As for the Democrats, who knows what the Democrats want—flip-flopping on every issue. Apparently they support this. Have they carefully considered the complexity issue? For heaven's sake, Senator Greig keeps on telling us he wanted a straightforward bill, a bill that could be understood, but with every amendment which adds complexity, Senator Greig is right up there at the front supporting it. It defies belief. It is a great pity. This is an area where the Democrats could have played a significant role and all they have done is just encourage Senator Lundy. Frankly, I count on my advisers but it seems to me that a lot of these amendments are making this bill quite unworkable. It is very unfortunate. It was a bill you supported. Senator Greig supports the bill, supports simplicity, supports no exemptions and then supports every amendment which is quite contrary to all that.

Let me make a couple of comments on amendment (4). The government does not support this amendment because as it stands it would require people to withdraw consent in situations where they never provided consent in the first place. Such an amendment may be appropriate for an opt-out regime, where consent is assumed until proven otherwise, but not in an opt-in regime as provided by this bill. It is no good shaking your head, Senator Lundy.


Senator Lundy —You are talking about the exemptions—


Senator KEMP —I am talking about your amendment.


Senator Lundy —You do not even understand the amendment.


Senator KEMP —You clearly do not understand the bill. You raised a whole host of amendments. Regrettably, you thought, `How can I take up the time of the Senate? How can I show my colleagues how effective I am as a shadow minister? I haven't done very well in sport or arts but my colleagues are not following this IT bill closely.' Frankly, Senator, I think you have mucked this up.


The TEMPORARY CHAIRMAN (Senator Lightfoot)—You should address your remarks to the chair, Minister.

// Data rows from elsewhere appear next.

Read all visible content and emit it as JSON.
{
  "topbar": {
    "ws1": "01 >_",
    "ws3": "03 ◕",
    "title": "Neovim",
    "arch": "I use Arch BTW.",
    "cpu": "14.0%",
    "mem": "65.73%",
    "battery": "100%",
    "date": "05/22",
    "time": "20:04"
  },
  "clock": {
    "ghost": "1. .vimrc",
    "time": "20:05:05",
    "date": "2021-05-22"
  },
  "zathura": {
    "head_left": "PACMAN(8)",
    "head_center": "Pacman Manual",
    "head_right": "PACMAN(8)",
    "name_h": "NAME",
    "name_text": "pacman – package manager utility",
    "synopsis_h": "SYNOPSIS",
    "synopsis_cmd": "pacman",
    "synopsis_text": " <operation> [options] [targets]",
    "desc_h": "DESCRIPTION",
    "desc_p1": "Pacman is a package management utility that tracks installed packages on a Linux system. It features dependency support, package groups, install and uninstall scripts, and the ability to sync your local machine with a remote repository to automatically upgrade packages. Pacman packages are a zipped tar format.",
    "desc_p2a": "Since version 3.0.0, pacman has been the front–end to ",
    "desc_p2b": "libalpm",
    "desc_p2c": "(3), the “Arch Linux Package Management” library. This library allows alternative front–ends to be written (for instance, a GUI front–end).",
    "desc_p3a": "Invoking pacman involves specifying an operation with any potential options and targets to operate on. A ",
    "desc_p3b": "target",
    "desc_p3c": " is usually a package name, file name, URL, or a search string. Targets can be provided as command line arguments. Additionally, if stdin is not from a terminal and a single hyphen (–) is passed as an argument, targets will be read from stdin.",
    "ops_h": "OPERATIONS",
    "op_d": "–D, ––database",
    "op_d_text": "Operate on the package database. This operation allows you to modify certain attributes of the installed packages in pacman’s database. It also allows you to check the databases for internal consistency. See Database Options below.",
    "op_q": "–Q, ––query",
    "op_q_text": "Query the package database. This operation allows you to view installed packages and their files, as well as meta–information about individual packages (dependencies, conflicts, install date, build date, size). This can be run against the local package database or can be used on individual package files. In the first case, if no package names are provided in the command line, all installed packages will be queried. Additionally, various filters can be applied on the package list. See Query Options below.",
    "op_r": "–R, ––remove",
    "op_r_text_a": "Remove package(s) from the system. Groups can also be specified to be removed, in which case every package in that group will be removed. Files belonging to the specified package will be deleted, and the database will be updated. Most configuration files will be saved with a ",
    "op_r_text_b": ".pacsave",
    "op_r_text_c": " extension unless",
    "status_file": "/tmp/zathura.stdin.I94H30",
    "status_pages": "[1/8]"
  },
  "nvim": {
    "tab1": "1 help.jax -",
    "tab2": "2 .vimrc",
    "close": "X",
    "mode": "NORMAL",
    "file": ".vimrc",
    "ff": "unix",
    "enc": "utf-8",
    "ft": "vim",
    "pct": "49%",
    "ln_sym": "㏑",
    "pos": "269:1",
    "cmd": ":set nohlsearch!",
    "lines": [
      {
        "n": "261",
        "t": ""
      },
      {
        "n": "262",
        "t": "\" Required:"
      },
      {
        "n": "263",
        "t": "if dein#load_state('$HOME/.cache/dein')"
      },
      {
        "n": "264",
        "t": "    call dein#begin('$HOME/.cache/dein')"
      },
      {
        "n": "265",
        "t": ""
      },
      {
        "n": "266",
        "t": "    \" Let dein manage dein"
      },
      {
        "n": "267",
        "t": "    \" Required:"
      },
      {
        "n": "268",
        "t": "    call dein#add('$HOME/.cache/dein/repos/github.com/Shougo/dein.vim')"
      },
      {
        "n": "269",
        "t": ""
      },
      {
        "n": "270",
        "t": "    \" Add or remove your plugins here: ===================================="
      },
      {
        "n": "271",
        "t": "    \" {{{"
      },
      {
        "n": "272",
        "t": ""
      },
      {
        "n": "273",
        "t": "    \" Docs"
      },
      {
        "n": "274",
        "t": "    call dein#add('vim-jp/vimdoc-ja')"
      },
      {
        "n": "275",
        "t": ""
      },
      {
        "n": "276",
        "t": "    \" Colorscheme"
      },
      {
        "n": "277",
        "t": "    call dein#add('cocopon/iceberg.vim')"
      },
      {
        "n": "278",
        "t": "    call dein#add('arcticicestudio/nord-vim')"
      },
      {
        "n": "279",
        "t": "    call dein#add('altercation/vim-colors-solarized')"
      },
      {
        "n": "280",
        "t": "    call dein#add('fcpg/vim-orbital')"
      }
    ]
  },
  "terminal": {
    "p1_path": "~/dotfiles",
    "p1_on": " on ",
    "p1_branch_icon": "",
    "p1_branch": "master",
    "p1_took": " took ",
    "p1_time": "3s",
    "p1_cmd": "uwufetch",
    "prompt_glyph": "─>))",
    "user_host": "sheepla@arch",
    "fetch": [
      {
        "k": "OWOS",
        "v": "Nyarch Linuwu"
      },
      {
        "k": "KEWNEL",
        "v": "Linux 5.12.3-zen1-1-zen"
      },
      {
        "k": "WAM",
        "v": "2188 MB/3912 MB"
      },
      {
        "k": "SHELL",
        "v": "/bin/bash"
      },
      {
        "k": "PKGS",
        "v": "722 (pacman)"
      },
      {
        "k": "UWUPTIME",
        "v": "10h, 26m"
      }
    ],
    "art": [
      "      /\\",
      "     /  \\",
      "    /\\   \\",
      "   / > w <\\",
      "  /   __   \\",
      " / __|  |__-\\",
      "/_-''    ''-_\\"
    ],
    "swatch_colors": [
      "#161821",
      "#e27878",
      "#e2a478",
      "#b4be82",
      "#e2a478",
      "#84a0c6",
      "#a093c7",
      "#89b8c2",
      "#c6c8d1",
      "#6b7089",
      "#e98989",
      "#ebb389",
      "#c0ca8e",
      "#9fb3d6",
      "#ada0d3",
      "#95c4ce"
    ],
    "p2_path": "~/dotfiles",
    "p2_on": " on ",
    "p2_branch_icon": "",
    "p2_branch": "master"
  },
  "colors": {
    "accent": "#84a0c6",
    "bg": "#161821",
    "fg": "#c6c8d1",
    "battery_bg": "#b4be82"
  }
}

Senator KEMP —Indeed I should. I stand chastened, Mr Temporary Chairman. It is not my habit, as you know, not to follow standing orders and it certainly will not happen again. Let me just summarise the government's position: we will be opposing the amendments that Senator Lundy has made. Senator Greig is going to support them. Okay, the bill will go down to the other place and we will have to deal with all this again at some stage. Then we can test whether Labor actually wants the bill or not. It is as simple as that; that is life.